What will happen to the cenotaph in Alamo Plaza? Will people be charged admission into the “re-imagined” Alamo? What happens if human remains are found during archaeological digs? How will the Alamo Master Plan honor the people and cultures that lived/worked there before the 1836 Battle of the Alamo as well as those who came after? Will the businesses on South Alamo Street be closed?
“I don’t know,” said Preservation Design Partnership (PDP) Design Director George Skarmeas to almost every question submitted and read aloud during the first of many public input meetings for the Alamo Plaza Master Plan on Tuesday night.
He and his team of historical, archaeological, and design consultants are in the “discovery” phase of the master plan, pouring over research and data from 10,000 years of history at the site.
They are literally trying to dig up more information about Alamo Plaza through archaeological digs that are expected to continue through mid-August.
“It’s not just the cenotaph that we need to think about,” Skarmeas said. The gardens and courtyard, the barracks, the street, the adjacent buildings, and even the plaza itself are elements that need to be analyzed. “What we need to figure out is what each of these elements mean. Do they add or subtract from our experience as this special place? Do they give us a better understanding of what this place was all about and what happened here? Or are they interfering with our understanding and appreciation of the Alamo?”
This discovery phase is perhaps the most important and the most frustrating. It’s important to piece together the site’s past to ensure that the entire story is told. “One single view is not acceptable,” Skarmeas said.
But most of the more than 100 community members that gathered on Tuesday night at the Stars at Night Ballroom in the Henry B. Gonzalez Convention Center were expecting more specific answers than the designers could provide.
Some questions, though, Skarmeas was able to answer at least in part.
Will the historic buildings across from the Alamo Plaza be razed?
“I have never taken the position that you need to demolish a historic building,” he said. “There’s always a way to have your cake and eat it, too.”
Will there be an entry fee?
No. However, Skarmeas does anticipate the implementation of timed tickets where one can schedule time to go inside. This allows for people to truly experience the place without being overwhelmed with crowds.
“You need to have the ability to be in the place, hear yourself think, respect and acknowledge what happened there, and do it in a way that allows you to absorb all of the dimensions,” he said.
Skarmeas expects the site redesign to greatly increase hourly traffic.
“What is clear is that people are very passionate,” he said. “They have ownership of the site.”
He offered essentially the same presentation given to City Council in late June, walking the audience through the process and philosophy of the master plan.
The basics of the plan can be summarized in three words – the same concepts used by the Department of the Interior for historic preservation: authenticity, integrity, and reversibility.
That last one had the crowd murmuring. A comment card asking for an explanation of what
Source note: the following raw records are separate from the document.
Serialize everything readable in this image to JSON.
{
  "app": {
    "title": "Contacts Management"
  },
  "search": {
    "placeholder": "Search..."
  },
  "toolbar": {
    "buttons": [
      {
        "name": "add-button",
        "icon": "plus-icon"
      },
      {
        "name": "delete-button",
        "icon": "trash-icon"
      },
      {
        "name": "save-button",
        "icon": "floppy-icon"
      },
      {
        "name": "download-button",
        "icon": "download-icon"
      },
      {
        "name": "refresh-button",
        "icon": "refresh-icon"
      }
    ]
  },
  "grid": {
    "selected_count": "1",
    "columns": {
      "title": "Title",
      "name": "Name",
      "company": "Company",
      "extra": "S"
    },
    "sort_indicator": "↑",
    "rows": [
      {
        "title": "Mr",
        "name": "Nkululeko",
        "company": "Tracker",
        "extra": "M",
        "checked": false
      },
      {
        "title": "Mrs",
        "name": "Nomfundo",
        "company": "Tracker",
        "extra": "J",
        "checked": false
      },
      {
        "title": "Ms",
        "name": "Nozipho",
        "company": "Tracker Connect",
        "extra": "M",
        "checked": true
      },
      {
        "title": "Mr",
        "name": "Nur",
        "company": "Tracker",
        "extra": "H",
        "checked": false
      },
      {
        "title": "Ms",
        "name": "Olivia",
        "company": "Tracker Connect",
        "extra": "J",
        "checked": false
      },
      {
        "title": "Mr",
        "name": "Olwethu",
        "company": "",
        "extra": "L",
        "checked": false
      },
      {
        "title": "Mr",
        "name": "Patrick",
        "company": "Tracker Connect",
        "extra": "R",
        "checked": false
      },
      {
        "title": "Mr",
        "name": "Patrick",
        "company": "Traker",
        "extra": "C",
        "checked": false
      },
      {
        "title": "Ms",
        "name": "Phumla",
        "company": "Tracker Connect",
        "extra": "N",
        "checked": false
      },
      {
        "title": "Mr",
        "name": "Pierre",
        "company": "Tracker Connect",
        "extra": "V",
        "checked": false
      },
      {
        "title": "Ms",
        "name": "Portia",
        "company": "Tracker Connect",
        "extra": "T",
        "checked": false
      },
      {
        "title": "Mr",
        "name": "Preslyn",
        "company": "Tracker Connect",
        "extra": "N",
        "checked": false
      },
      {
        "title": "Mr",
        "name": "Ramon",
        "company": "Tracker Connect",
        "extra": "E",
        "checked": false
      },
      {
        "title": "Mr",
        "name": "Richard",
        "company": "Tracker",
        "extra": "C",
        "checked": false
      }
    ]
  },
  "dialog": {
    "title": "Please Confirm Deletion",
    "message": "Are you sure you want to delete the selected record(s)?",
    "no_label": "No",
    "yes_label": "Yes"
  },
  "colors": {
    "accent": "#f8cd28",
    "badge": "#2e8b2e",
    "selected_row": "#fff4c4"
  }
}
“reversibility” had to do with the Alamo was passed to an organizer.
Basically, Skarmeas explained, it means not to get carried away. What might be a trend for historic interpretation today, might fall out of fashion or, even worse, may prove to damage a site in the future.
While this was technically the first public input meeting for this iteration of a master plan, Skarmeas acknowledged that much of the visioning and guiding principles for the plan were completed by the 21-member Alamo Plaza Advisory Committee and adopted by City Council in October 2014. The vision was a result of countless public meetings.
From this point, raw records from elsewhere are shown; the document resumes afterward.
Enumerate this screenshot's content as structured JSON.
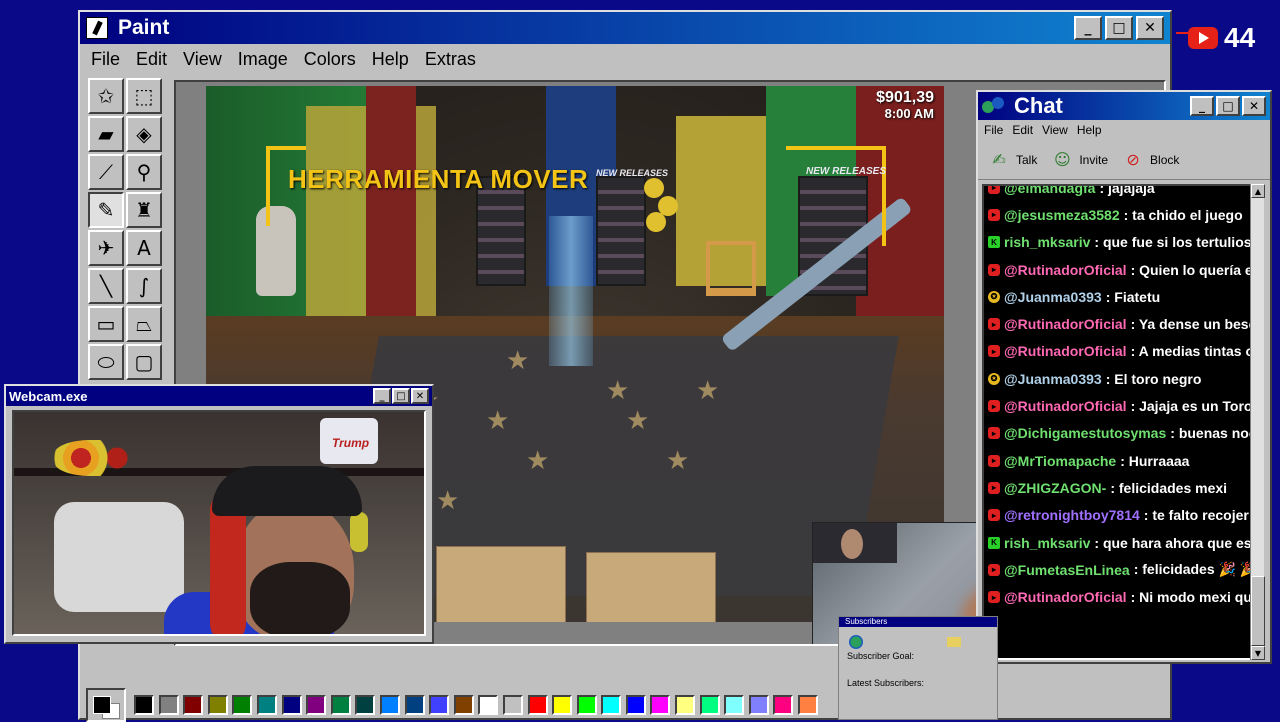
{
  "paint": {
    "title": "Paint",
    "menu": [
      "File",
      "Edit",
      "View",
      "Image",
      "Colors",
      "Help",
      "Extras"
    ],
    "tools": [
      {
        "name": "free-select-tool",
        "glyph": "✩"
      },
      {
        "name": "rect-select-tool",
        "glyph": "⬚"
      },
      {
        "name": "eraser-tool",
        "glyph": "▰"
      },
      {
        "name": "fill-tool",
        "glyph": "◈"
      },
      {
        "name": "color-picker-tool",
        "glyph": "⟋"
      },
      {
        "name": "magnifier-tool",
        "glyph": "⚲"
      },
      {
        "name": "pencil-tool",
        "glyph": "✎"
      },
      {
        "name": "brush-tool",
        "glyph": "♜"
      },
      {
        "name": "airbrush-tool",
        "glyph": "✈"
      },
      {
        "name": "text-tool",
        "glyph": "A"
      },
      {
        "name": "line-tool",
        "glyph": "╲"
      },
      {
        "name": "curve-tool",
        "glyph": "∫"
      },
      {
        "name": "rectangle-tool",
        "glyph": "▭"
      },
      {
        "name": "polygon-tool",
        "glyph": "⏢"
      },
      {
        "name": "ellipse-tool",
        "glyph": "⬭"
      },
      {
        "name": "rounded-rect-tool",
        "glyph": "▢"
      }
    ],
    "active_tool_index": 6,
    "palette": [
      "#000000",
      "#808080",
      "#800000",
      "#808000",
      "#008000",
      "#008080",
      "#000080",
      "#800080",
      "#008040",
      "#004040",
      "#0080ff",
      "#004080",
      "#4040ff",
      "#804000",
      "#ffffff",
      "#c0c0c0",
      "#ff0000",
      "#ffff00",
      "#00ff00",
      "#00ffff",
      "#0000ff",
      "#ff00ff",
      "#ffff80",
      "#00ff80",
      "#80ffff",
      "#8080ff",
      "#ff0080",
      "#ff8040"
    ]
  },
  "game": {
    "money": "$901,39",
    "time": "8:00 AM",
    "tool_label": "HERRAMIENTA MOVER",
    "sign_left": "NEW RELEASES",
    "sign_right": "NEW RELEASES"
  },
  "webcam": {
    "title": "Webcam.exe",
    "can_text": "Trump"
  },
  "chat": {
    "title": "Chat",
    "menu": [
      "File",
      "Edit",
      "View",
      "Help"
    ],
    "toolbar": [
      {
        "label": "Talk",
        "icon": "talk-icon",
        "glyph": "✍"
      },
      {
        "label": "Invite",
        "icon": "invite-icon",
        "glyph": "☺"
      },
      {
        "label": "Block",
        "icon": "block-icon",
        "glyph": "⊘"
      }
    ],
    "messages": [
      {
        "badge": "yt",
        "user": "@elmandagfa",
        "color": "#6fe06f",
        "text": ": jajajaja"
      },
      {
        "badge": "yt",
        "user": "@jesusmeza3582",
        "color": "#6fe06f",
        "text": ": ta chido el juego"
      },
      {
        "badge": "kick",
        "user": "rish_mksariv",
        "color": "#6fe06f",
        "text": ": que fue si los tertulios lo dice"
      },
      {
        "badge": "yt",
        "user": "@RutinadorOficial",
        "color": "#ff69b4",
        "text": ": Quien lo quería en un pr"
      },
      {
        "badge": "sub",
        "user": "@Juanma0393",
        "color": "#b0d0e8",
        "text": ": Fiatetu"
      },
      {
        "badge": "yt",
        "user": "@RutinadorOficial",
        "color": "#ff69b4",
        "text": ": Ya dense un beso mejor"
      },
      {
        "badge": "yt",
        "user": "@RutinadorOficial",
        "color": "#ff69b4",
        "text": ": A medias tintas o pacta"
      },
      {
        "badge": "sub",
        "user": "@Juanma0393",
        "color": "#b0d0e8",
        "text": ": El toro negro"
      },
      {
        "badge": "yt",
        "user": "@RutinadorOficial",
        "color": "#ff69b4",
        "text": ": Jajaja es un Toro Negro"
      },
      {
        "badge": "yt",
        "user": "@Dichigamestutosymas",
        "color": "#6fe06f",
        "text": ": buenas noches ta"
      },
      {
        "badge": "yt",
        "user": "@MrTiomapache",
        "color": "#6fe06f",
        "text": ": Hurraaaa"
      },
      {
        "badge": "yt",
        "user": "@ZHIGZAGON-",
        "color": "#6fe06f",
        "text": ": felicidades mexi"
      },
      {
        "badge": "yt",
        "user": "@retronightboy7814",
        "color": "#a070ff",
        "text": ": te falto recojer de las"
      },
      {
        "badge": "kick",
        "user": "rish_mksariv",
        "color": "#6fe06f",
        "text": ": que hara ahora que es millona"
      },
      {
        "badge": "yt",
        "user": "@FumetasEnLinea",
        "color": "#6fe06f",
        "text": ": felicidades 🎉 🎉 🎉"
      },
      {
        "badge": "yt",
        "user": "@RutinadorOficial",
        "color": "#ff69b4",
        "text": ": Ni modo mexi que doble"
      }
    ]
  },
  "subscribers": {
    "title": "Subscribers",
    "goal_label": "Subscriber Goal:",
    "latest_label": "Latest Subscribers:"
  },
  "youtube": {
    "viewer_count": "44"
  }
}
“This is a continuation of your work,” said Councilman Roberto Treviño (D1), a tri-chair of the Committee, as he introduced fellow chairs Witte Museum President and CEO Marise McDermott and architect Sue Ann Pemberton. “Our goal is to document the entire 300-year history of this site, a feat that has never before been accomplished. There are multiple cultural layers involved and we are committed to expressing the most honest, objective understanding of this history. The public’s involvement in this process has been crucial.”
There have been other efforts in the past to turn Alamo Plaza into a more historically accurate, reverent place, but this “is the most comprehensive and well-funded” so far, said City Manager Sheryl Sculley.
The City and State have already dedicated millions of dollars to the planning effort and there’s likely more to come with the City’s 2017 municipal bond and legislative session on the horizon.
Once the framework of the plan is in place, that’s when the real fundraising in the private sector can begin, said Gene Powell, Alamo Endowment board member and chairman of the Alamo Management Committee.
“We’ve got to have a good portion of the master plan done so the people who are giving us money know what they’re giving it for,” Powell told the Rivard Report after the meeting. “So we’re talking 60-75% done by November with a plan. That’s about the point where we’ll be able to start making major requests.”
Project leaders estimate that the master plan draft will be completed in mid-2017, but real construction won’t begin until 2021. A “soft opening” of the new Alamo Plaza is expected to take place in 2024, 300 years after the current structure was built.
This article was originally published on Aug. 2, 2016.
Top image: Alamo volunteers give a demonstration on the types of weaponry that was used during the battle. Photo by Scott Ball.